# Where is the mirror plane in 1-bromo-1-chloroethene?

I am studying point groups in inorganic chemistry and having a very difficult time understanding some of these concepts.

In my book, Inorganic Chemistry: Fifth Edition by Miessler, Fischer, & Tarr, I am presented with a table showing that $\ce{CHFClBr}$ is in the $C_1$ point group and has no symmetry other than the identity operation.

$\ce{H2C=CClBr}$ is in the $C_\mathrm s$ point group and its symmetry is listed as having only one mirror plane.

I'm having difficulty seeing this mirror plane. I would have listed this compound as being in the $C_1$ point group. Does this have something to do with the molecule being flat?

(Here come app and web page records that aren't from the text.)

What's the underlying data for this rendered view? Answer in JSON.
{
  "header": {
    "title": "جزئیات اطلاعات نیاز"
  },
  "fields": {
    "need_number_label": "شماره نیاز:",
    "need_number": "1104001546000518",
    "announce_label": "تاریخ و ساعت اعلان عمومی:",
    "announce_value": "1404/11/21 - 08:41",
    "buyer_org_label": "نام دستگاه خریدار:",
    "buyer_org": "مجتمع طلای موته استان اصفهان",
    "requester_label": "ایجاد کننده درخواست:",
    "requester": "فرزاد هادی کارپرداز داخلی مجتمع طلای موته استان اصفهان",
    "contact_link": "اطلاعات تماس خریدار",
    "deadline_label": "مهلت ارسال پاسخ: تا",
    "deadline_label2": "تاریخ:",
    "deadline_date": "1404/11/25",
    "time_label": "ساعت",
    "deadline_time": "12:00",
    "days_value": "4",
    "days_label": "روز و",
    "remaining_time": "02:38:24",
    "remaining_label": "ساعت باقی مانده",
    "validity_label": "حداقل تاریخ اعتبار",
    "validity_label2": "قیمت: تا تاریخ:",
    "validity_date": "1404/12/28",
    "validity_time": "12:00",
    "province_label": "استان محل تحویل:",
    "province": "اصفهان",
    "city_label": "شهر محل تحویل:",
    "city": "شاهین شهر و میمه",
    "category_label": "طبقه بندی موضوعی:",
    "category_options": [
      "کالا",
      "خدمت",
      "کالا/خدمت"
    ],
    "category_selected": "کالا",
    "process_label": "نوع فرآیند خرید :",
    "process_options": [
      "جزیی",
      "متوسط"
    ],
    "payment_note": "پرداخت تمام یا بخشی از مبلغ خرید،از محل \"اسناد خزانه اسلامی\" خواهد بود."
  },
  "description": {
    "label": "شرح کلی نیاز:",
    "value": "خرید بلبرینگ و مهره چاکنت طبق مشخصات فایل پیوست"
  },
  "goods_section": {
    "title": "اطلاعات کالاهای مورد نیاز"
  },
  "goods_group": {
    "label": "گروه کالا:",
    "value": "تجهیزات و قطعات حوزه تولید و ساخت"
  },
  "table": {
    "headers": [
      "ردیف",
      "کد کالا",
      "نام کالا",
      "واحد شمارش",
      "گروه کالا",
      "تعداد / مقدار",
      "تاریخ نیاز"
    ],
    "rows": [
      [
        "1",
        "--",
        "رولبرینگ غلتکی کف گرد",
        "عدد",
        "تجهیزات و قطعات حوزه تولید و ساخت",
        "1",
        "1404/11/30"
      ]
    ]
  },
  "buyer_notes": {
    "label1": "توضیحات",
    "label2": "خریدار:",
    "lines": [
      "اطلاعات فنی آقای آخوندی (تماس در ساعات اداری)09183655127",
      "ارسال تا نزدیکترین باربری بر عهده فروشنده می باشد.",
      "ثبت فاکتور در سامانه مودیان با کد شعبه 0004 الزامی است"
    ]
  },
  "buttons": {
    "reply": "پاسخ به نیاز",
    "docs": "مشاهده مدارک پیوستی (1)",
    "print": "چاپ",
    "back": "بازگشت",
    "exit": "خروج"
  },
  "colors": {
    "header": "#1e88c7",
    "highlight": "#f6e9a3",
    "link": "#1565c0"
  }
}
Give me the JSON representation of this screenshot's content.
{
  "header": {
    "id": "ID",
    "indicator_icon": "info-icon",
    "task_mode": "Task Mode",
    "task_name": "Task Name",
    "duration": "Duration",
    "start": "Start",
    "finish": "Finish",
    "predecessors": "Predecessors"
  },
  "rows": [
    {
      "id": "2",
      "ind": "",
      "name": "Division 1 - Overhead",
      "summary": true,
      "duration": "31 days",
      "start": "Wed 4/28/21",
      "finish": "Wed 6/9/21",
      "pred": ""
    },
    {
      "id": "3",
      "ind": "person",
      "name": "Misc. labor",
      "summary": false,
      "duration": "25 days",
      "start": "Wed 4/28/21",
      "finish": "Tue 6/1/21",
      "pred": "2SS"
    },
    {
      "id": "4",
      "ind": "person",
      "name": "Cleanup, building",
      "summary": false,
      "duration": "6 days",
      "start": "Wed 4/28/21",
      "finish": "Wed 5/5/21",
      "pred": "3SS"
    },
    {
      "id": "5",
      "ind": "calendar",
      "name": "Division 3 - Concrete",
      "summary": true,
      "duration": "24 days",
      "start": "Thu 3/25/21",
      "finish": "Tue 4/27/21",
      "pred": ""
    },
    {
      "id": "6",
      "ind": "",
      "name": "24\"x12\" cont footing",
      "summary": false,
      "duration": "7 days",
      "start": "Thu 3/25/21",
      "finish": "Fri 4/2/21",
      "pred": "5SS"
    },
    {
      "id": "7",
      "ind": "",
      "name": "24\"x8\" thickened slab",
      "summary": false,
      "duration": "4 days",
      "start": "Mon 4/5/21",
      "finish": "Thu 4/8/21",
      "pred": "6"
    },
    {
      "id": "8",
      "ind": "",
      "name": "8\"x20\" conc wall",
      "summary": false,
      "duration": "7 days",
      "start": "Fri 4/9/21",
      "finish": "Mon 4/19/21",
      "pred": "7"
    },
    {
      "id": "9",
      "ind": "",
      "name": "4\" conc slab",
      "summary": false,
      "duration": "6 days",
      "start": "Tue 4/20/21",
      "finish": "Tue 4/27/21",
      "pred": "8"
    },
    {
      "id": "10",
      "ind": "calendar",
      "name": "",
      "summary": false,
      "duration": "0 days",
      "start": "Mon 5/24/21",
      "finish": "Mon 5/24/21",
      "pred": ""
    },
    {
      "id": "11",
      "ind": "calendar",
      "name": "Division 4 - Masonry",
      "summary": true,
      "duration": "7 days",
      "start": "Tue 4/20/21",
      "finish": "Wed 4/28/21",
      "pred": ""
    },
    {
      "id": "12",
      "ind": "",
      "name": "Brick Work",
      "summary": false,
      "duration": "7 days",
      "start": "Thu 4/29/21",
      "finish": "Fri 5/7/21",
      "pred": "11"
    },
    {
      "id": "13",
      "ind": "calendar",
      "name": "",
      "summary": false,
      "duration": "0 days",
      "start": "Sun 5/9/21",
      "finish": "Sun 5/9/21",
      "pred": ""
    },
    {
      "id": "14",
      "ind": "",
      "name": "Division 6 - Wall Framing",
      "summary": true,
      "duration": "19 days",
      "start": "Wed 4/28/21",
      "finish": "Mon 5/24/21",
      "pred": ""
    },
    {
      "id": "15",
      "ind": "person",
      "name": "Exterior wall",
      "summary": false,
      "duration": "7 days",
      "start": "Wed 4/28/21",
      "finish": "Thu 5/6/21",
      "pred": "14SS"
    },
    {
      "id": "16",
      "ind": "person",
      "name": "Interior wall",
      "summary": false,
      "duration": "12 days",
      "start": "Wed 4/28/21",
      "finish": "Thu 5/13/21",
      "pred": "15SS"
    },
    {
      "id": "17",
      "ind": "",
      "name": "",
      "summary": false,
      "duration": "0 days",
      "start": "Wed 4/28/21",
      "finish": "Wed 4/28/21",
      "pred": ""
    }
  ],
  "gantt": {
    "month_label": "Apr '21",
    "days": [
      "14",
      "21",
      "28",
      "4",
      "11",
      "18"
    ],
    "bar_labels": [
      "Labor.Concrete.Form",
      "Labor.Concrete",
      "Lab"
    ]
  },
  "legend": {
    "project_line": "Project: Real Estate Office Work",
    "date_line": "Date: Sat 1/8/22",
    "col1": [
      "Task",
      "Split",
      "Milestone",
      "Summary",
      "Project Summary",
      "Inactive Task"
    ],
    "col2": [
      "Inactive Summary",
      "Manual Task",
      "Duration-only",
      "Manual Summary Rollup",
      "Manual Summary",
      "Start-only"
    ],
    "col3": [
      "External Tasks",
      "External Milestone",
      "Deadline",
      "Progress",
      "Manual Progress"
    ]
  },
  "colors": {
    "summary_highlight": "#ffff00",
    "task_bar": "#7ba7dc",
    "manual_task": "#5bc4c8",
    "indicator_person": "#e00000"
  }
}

• The molecule is planar, so the mirror plane is the mirror plane of the molecule – orthocresol Oct 22 '17 at 21:39
• I would suggest to "play" a bit with different molecules and discover their the symmetry operations and point groups: symmetry.otterbein.edu/challenge/index.html. I also noticed that students with a background in FPS games use to comprehend symmetry operations and elements better:) – andselisk Oct 22 '17 at 22:09
• @andselisk Yeah, I'm way more than halfway through my homework and just now grasping it. Any reason behind the fps game thing? I play fps games and am wondering how it would help understand symmetry. – Melanie Shebel Oct 22 '17 at 23:47
• @MelanieShebel I would surmise that those people are more practiced at certain types of spatial reasoning skills. But there are other ways to develop those as well. – Zhe Oct 23 '17 at 0:02
• @MelanieShebel It's rather subjective, but I suspect that old-school non-linear labyrinth-type maps (such as good old Doom, Quake and System Shock) train spatial thinking and visual memory, and help to grasp flat screen representation of 3D entities faster because you are constantly under pressure and have to react/adapt swiftly. It also might just be my excuse for still playing those games as well, so don't take it seriously:) – andselisk Oct 23 '17 at 0:34